We drug out weary bodies to our various homes. When I reached mine, Mother calmly said that we were all expelled and would have to go to the head of the school board and ask for permission to get back into school. My heart hit the boards of our living room floor. That was UNCLE WILL DAVENPORT my great uncle and the one I was mortally afraid of. This was the proverbial fate worse than death.

I didn’t sleep much that night and the next morning got cleaned up and slowly walked down the long lane, past the cemetery and under the fences until I reached the Davenport home. I was only one of a long succession of weary and chastened students that morning.

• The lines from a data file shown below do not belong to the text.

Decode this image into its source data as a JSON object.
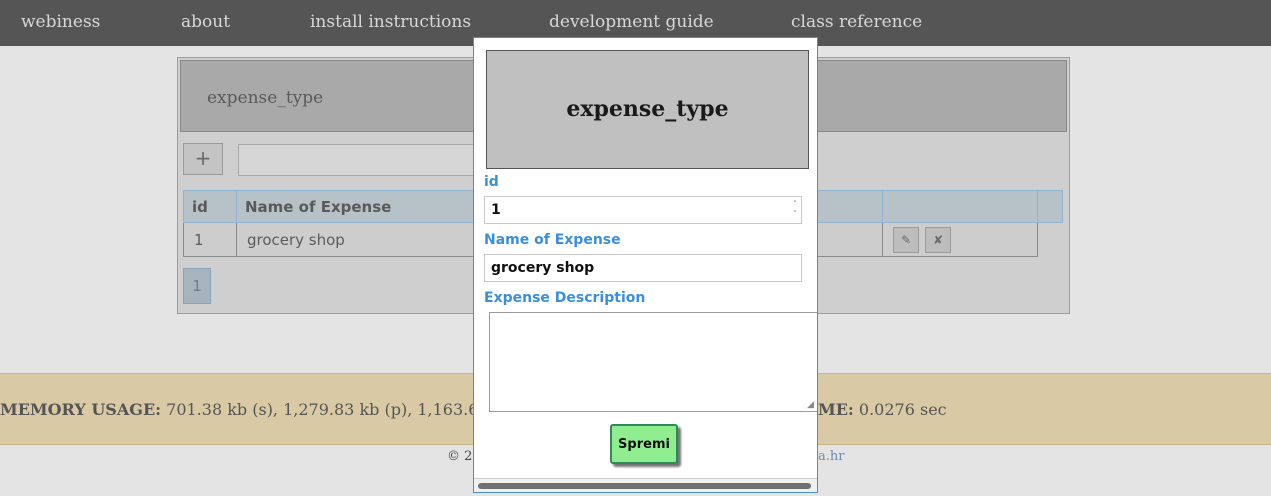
{
  "nav": {
    "items": [
      "webiness",
      "about",
      "install instructions",
      "development guide",
      "class reference"
    ]
  },
  "panel": {
    "title": "expense_type",
    "add_label": "+",
    "columns": [
      "id",
      "Name of Expense"
    ],
    "rows": [
      {
        "id": "1",
        "name": "grocery shop"
      }
    ],
    "edit_icon": "✎",
    "delete_icon": "✘",
    "page": "1"
  },
  "memory": {
    "label": "MEMORY USAGE:",
    "value": "701.38 kb (s), 1,279.83 kb (p), 1,163.6",
    "time_label": "ME:",
    "time_value": "0.0276 sec"
  },
  "footer": {
    "text": "© 2",
    "link": "a.hr"
  },
  "modal": {
    "title": "expense_type",
    "fields": {
      "id_label": "id",
      "id_value": "1",
      "name_label": "Name of Expense",
      "name_value": "grocery shop",
      "desc_label": "Expense Description",
      "desc_value": ""
    },
    "submit_label": "Spremi"
  },
  "colors": {
    "nav_bg": "#555555",
    "accent_blue": "#3b8fd9",
    "submit_green": "#90ee90",
    "memory_bar": "#d9c9a4"
  }
}
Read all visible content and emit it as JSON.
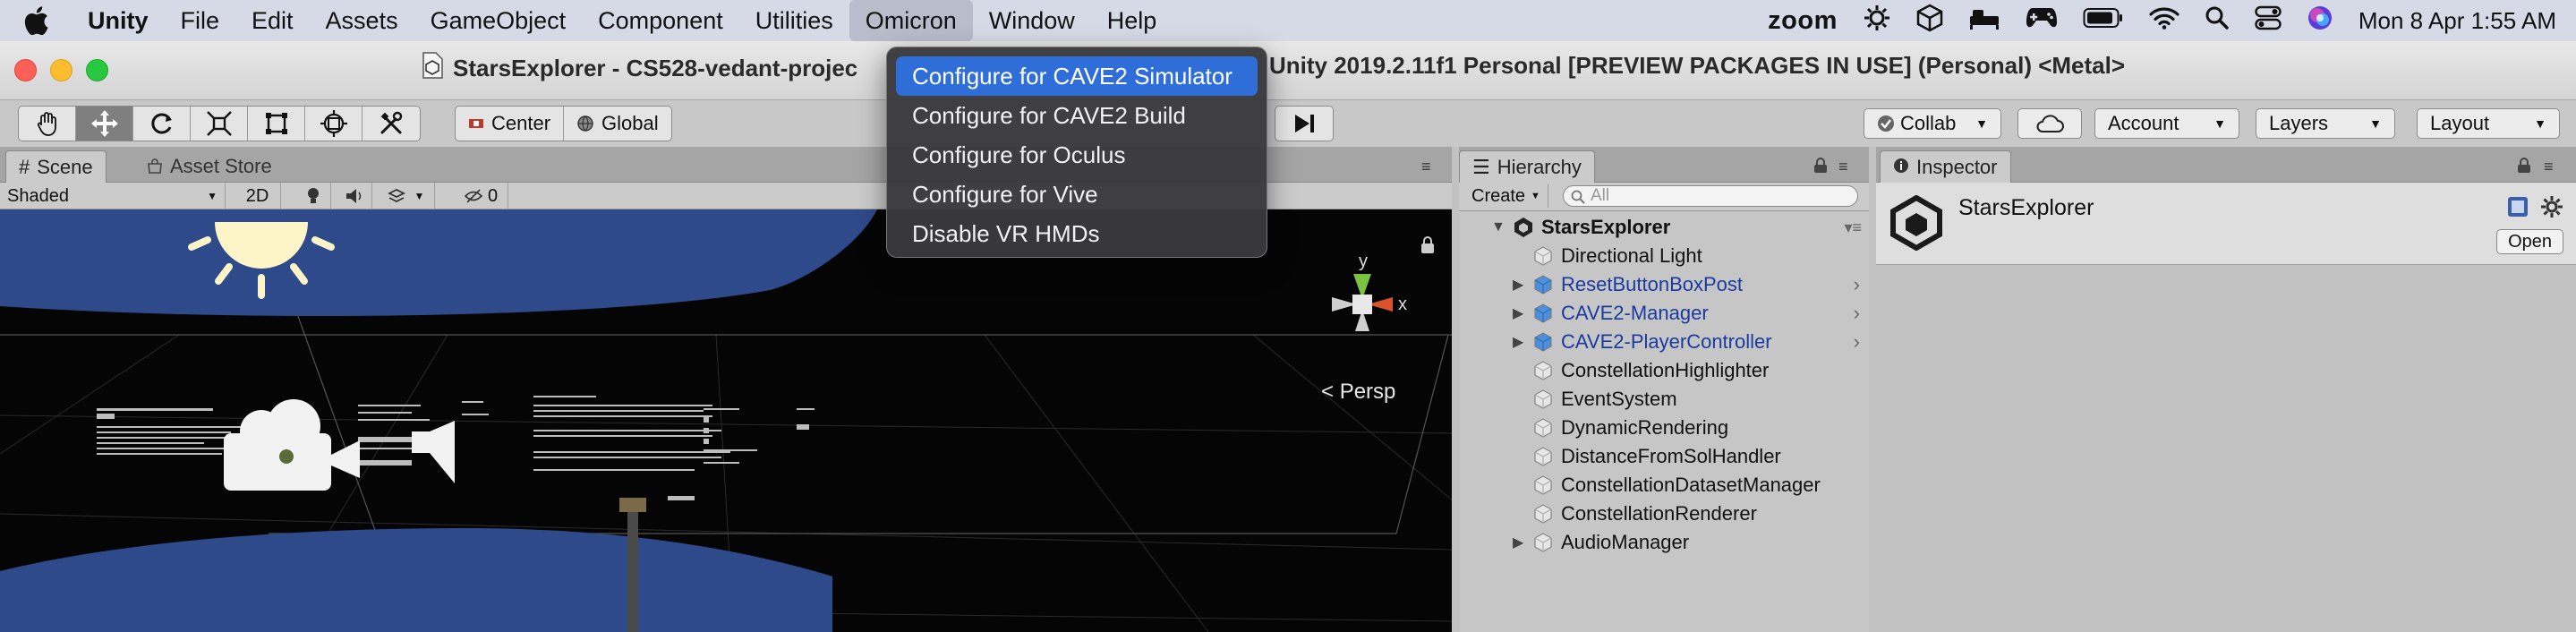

Actually, he was very kind. He talked about how the valley had received no water the summer before nod how hard they had tried to have a better teacher for us and that they felt bad that they couldn’t do better. He said he hoped now that we would all cooperate and learn as much as we could. As I looked into his sad, dark eyes all the fear evaporated and I felt terrible ashamed that I had been so thoughtless, along with about 27 others. I told him that I was sorry and that I’d go back to school and really study if he’d just let me back in. And he did. I suppose I did study. I always liked school. This was my one and only attempt at playing ‘hooky.’ I never was very good at rebellion.

One of the most out of the ordinary areas of my life as a child was my love for music. By the time I could walk, I stood at the piano (because I couldn’t climb up on the stool by myself) and pick out tunes on it. All my life I knew I want to be a musician. A few years later I was sitting at the piano playing everything and anything ‘by ear.’ My parents were concerned that I wouldn’t want to take lessons and learn to play by notes, but they needn’t have worried because I couldn’t wait to learn what all those little black marks were on the staff. When I was about six or seven, they started me on piano lessons. A few years later I took piano from a teacher who lived to the East across our property quite some distance, and through the hills wooded with pines and cedar trees. This trip to the teacher was quite a distance and most of the time I rode a horse. And I rode a good deal as a child and youngster, but for some reason I didn’t turn out to be a horse lover and many times just walked the distance to my music teacher rather than ride. Now I wouldn’t dare let one of my grandchildren take this trip alone, but times were different then and I felt perfectly safe.

My piano teacher was fairly good and soon I was playing prolifically and played for most programs in our community. But, I have always played by ear a great deal. This has been such a blessing to me all my life because when there was no accompanist around or no music, I could always be depended upon, if I knew the melody.

I should tell about where we kept our milk and other perishables. We didn’t have refrigerators or freezers. We didn’t even have an ice box and there would be no ice even if we did. So, our whole family went down to the LaPlata River and made adobes and put them in the sun to dry. Then we carried them to the wagon and hauled them to our home. My Dad built a ‘milk house’ back of our house and there we stored the milk, cheese, and other perishables. The fruit, potatoes, apples, carrots and other vegetables would be kept in cellars dug into the ground and covered with several feet of dirt, straw, etc. Sometimes there were snakes in these cellars and I lived in terror of seeing one every time I went down, although this didn’t happen often.

When the cows were milked, we strained it, and put it into large round tin pans and when the cream had risen; it was skimmed off with a metal skimmer and made into butter or used for whipping cream, cereal, etc. Sometimes we took a slice of bread, went to the milk house and dipped the bread into the cream on top of the milk. Onto this we sprinkled sugar and ate it–a real treat. Before the stake conference, the milk house was filled with pies, cakes, ham, cheese, and other ‘goodies’ for the meals for our guests.